A Conversation with Hilary
Q: What was your journey to publication like?
Hilary: Long and twisty! I think that’s quite standard for authors. If I had to identify the reason why, it’s because there’s so much to learn about writing, storytelling, and the business side of things. Then, once you think you’ve learned something, a whole new scenario presents itself. I truly would not be where I am today without the strong, supportive, and knowledgeable writing community of Pennwriters.
Q: What or who was the inspiration for From Ashes the Song?
Hilary: From Ashes the Song was inspired by the real lives of three Italians who immigrated to Pennsylvania in the early 1900s—Pietro, Assunta, and Nandy. Assunta’s daughter, the late Irene Smylnycky, generously shared their stories with me, and gave me her blessing to fictionalize their lives to make a more compelling novel.
It was the perfect story for me to write at that time. When I moved to Pennsylvania in 2002, one of the things that fascinated me the most was the pride people still have in their coal-mining and ethnic heritage. And though I grew up in the UK, I’d lived in Italy for over a decade before moving to the US, so I could draw on my own experiences of settling into a new culture.
Q: Who is your favorite character in the book?
Hilary: Pietro, Assunta, and Nandy all hold a truly special place in my heart, choosing one would be like picking a favorite child, so I’m going to cheat and pick a favorite minor character, Mrs. Conati. In real life, she was of great support to Assunta. She reminds me of my British ex-pat friends in Italy. All far from home, we became a pseudo family, sharing special occasions and being each other’s support system. Mrs. Conati embodies this spirit beautifully, even though she had every reason not to.
Q: Music plays a big role in your novel. Are you a musician or a music lover?
Hilary: Alas, I never learned to play a musical instrument, and while I did once win third place in a singing contest, the fact that it was billed as ‘The Worst Singer’ contest should give you a clear idea of my vocal abilities. I love listening to music, but obviously that’s scant preparation to write about the life of a gifted musician and composer.

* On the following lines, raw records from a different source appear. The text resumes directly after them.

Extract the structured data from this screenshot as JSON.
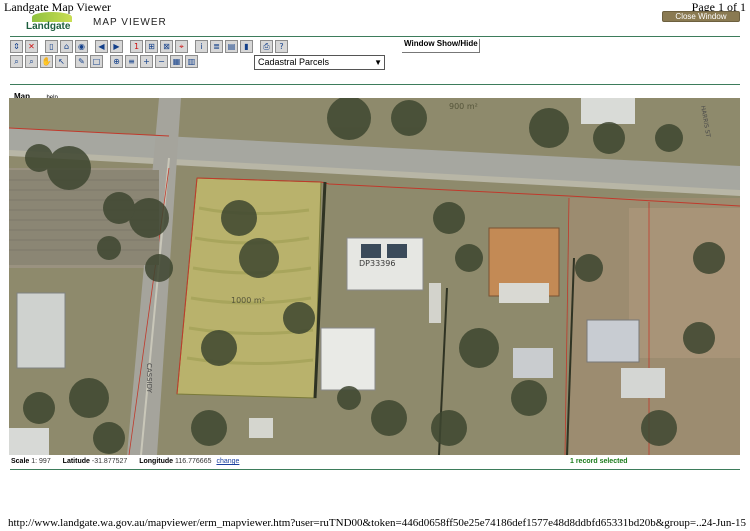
{
  "print_header": {
    "title": "Landgate Map Viewer",
    "page": "Page 1 of 1"
  },
  "header": {
    "logo_text": "Landgate",
    "app_title": "MAP VIEWER",
    "close_label": "Close Window"
  },
  "toolbar": {
    "row1_icons": [
      "refresh-icon",
      "clear-icon",
      "document-icon",
      "home-icon",
      "full-extent-icon",
      "previous-extent-icon",
      "next-extent-icon",
      "scale-icon",
      "zoom-extent-icon",
      "zoom-layer-icon",
      "zoom-selection-icon",
      "identify-icon",
      "select-list-icon",
      "report-icon",
      "layer-icon",
      "print-icon",
      "help-icon"
    ],
    "row2_icons": [
      "zoom-in-icon",
      "zoom-out-icon",
      "pan-icon",
      "select-arrow-icon",
      "pen-icon",
      "rectangle-icon",
      "add-layer-icon",
      "layer-stack-icon",
      "add-point-icon",
      "remove-point-icon",
      "grid-icon",
      "table-icon"
    ],
    "layer_selected": "Cadastral Parcels",
    "window_toggle_label": "Window Show/Hide"
  },
  "tabs": {
    "map": "Map",
    "help": "help"
  },
  "map": {
    "parcel_label": "1000 m²",
    "street_label_vertical": "CASSIDY",
    "lot_label": "DP33396",
    "corner_area_label": "900 m²",
    "corner_street_label": "HARRIS ST"
  },
  "status": {
    "scale_label": "Scale",
    "scale_value": "1: 997",
    "latitude_label": "Latitude",
    "latitude_value": "-31.877527",
    "longitude_label": "Longitude",
    "longitude_value": "116.776665",
    "change_label": "change",
    "records_text": "1 record selected"
  },
  "footer": {
    "url": "http://www.landgate.wa.gov.au/mapviewer/erm_mapviewer.htm?user=ruTND00&token=446d0658ff50e25e74186def1577e48d8ddbfd65331bd20b&group=...",
    "date": "24-Jun-15"
  },
  "colors": {
    "brand_green": "#3d7c5b",
    "link_blue": "#1a3f9e",
    "status_green": "#1a7a1a",
    "parcel_line": "#c0392b"
  }
}
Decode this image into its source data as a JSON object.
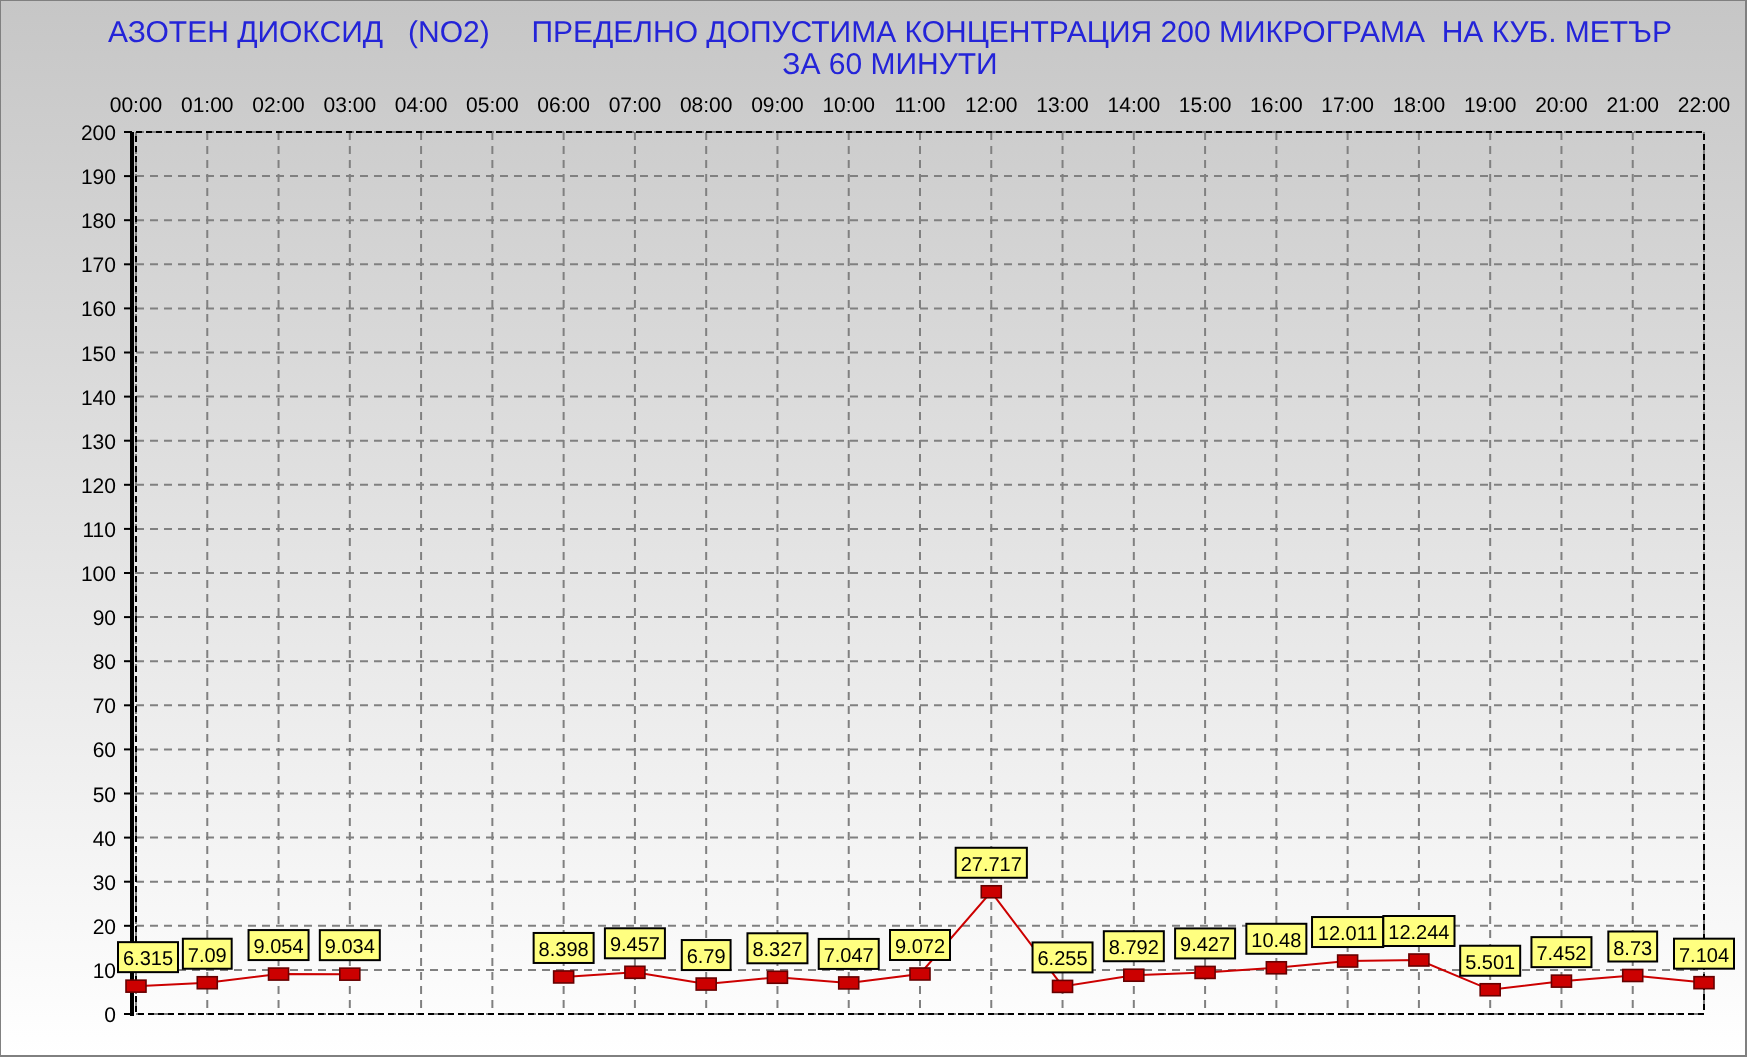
{
  "chart_data": {
    "type": "line",
    "title": "АЗОТЕН ДИОКСИД   (NO2)     ПРЕДЕЛНО ДОПУСТИМА КОНЦЕНТРАЦИЯ 200 МИКРОГРАМА  НА КУБ. МЕТЪР",
    "subtitle": "ЗА 60 МИНУТИ",
    "categories": [
      "00:00",
      "01:00",
      "02:00",
      "03:00",
      "04:00",
      "05:00",
      "06:00",
      "07:00",
      "08:00",
      "09:00",
      "10:00",
      "11:00",
      "12:00",
      "13:00",
      "14:00",
      "15:00",
      "16:00",
      "17:00",
      "18:00",
      "19:00",
      "20:00",
      "21:00",
      "22:00"
    ],
    "series": [
      {
        "color": "#cc0000",
        "marker": "square",
        "values": [
          6.315,
          7.09,
          9.054,
          9.034,
          null,
          null,
          8.398,
          9.457,
          6.79,
          8.327,
          7.047,
          9.072,
          27.717,
          6.255,
          8.792,
          9.427,
          10.48,
          12.011,
          12.244,
          5.501,
          7.452,
          8.73,
          7.104
        ]
      }
    ],
    "ylim": [
      0,
      200
    ],
    "yticks": [
      0,
      10,
      20,
      30,
      40,
      50,
      60,
      70,
      80,
      90,
      100,
      110,
      120,
      130,
      140,
      150,
      160,
      170,
      180,
      190,
      200
    ],
    "grid": true,
    "data_labels": true
  }
}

I researched by reading and asking a musician friend a thousand questions, but Pietro ultimately saved me. He was a man of fascinating contrasts, growing up in a humble family who worked the earth, later he was a coal miner. Yet his grandfather, Nonno, taught him to write music and play the clarinet so beautifully, the whole room would stop and listen.
So instead of experiencing music as a formally trained musician might, Pietro interacts with the world around him through sound. For example, he writes his first composition in Italy by capturing the sounds of the grape harvest—women plucking grapes nimbly from stems and raining them into the stomping vat, his niece being lifted into the vat, her tiny feet popping the fruit. Later he suffers from the muffled and distorted sounds of the mine.
Q: How do you feel about launching your debut novel during a pandemic?
Hilary: I think we’ll all have stories to tell about this period. I’ll be grateful if, one day, my stories revolve around the launch of From Ashes the Song, and not about the health of my loved ones.
It wasn’t the happiest of days when I realized the inciting incident for the story was a deadly disease, albeit one that impacted grapevines, not people. Caused by a tiny insect called grape phylloxera, it swept across Europe with devasting results. Only a handful of vineyards in the whole of Europe survived, the rest to this day are European cultivars grafted onto American rootstock.
All of my expectations of the launch had to shift. Our initial publication schedule got wiped off the calendar. That enormous release party I’d dreamed about was never going to happen. And there could be no in-person talks about the coal mining days or Italo-American heritage.
But, call me an eternal optimist, I had more time to work on my next book, and to think outside the box to engage with readers in ways I might not have found without the pandemic. And when we come out on the other side of this, those in-person events will still be able to happen.
Q: What are you working on now?
Hilary: In the past few weeks I’ve submitted two short stories that will be published in anthologies in January and March, 2021, so that’s exciting. I’m also in the revision stage of a novel about a British woman who goes looking for her missing fiancé in Italy in 1964. There she connects with two other woman who’ve also lost a man they love. Called The Things We’ll Never Have, it’s all about the truths people tell themselves.